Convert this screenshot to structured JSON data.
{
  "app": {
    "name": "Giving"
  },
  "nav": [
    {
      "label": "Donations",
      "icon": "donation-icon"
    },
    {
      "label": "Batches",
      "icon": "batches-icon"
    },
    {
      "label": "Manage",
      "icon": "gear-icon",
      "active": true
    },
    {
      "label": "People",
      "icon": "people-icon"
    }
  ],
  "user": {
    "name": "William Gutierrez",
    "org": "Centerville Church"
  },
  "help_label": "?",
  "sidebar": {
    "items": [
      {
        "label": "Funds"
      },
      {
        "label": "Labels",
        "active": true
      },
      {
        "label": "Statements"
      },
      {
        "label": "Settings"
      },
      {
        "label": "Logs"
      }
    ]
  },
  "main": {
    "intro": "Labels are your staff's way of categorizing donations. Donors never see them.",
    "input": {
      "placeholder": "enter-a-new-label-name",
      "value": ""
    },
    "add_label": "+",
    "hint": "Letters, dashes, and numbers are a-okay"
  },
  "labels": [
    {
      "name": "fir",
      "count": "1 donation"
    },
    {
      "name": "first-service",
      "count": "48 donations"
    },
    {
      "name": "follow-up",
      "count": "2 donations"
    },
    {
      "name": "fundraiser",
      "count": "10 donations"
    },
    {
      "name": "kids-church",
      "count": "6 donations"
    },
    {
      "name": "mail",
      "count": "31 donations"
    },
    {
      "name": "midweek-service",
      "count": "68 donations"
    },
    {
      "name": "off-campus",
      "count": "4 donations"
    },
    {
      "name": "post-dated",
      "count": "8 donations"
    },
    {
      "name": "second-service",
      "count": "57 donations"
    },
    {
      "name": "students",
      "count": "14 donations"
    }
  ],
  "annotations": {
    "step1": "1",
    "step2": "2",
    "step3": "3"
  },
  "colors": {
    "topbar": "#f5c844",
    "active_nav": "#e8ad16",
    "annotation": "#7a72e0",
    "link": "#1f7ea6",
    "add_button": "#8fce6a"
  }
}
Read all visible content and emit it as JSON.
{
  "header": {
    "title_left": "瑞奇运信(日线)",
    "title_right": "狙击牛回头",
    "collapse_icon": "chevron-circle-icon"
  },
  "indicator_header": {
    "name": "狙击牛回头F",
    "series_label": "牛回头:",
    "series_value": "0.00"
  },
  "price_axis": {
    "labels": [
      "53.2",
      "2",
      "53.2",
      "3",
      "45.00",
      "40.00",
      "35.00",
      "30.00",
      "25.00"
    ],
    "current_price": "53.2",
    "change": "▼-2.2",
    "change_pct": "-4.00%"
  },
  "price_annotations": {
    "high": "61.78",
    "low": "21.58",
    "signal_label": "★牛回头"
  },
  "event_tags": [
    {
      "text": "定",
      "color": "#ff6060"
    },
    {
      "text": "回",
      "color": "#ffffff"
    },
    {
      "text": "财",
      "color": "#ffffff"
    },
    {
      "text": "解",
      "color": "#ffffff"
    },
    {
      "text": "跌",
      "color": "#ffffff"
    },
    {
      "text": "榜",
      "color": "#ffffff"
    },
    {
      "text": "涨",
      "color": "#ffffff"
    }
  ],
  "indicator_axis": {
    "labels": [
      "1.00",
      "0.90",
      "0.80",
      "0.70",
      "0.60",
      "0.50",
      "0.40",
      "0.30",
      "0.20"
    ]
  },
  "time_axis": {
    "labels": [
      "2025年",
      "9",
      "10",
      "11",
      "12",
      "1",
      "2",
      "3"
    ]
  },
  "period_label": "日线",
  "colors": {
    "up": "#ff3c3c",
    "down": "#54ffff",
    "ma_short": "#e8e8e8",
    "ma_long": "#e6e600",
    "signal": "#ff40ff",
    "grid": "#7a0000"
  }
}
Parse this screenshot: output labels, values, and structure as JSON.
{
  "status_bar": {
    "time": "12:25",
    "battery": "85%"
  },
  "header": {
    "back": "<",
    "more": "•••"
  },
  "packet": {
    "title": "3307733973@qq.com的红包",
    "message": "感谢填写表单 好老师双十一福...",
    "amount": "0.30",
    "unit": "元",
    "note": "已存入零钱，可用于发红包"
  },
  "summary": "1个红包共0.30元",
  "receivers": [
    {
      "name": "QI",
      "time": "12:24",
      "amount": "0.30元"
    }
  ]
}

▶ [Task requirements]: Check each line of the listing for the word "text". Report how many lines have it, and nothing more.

▶ [Answer]: 7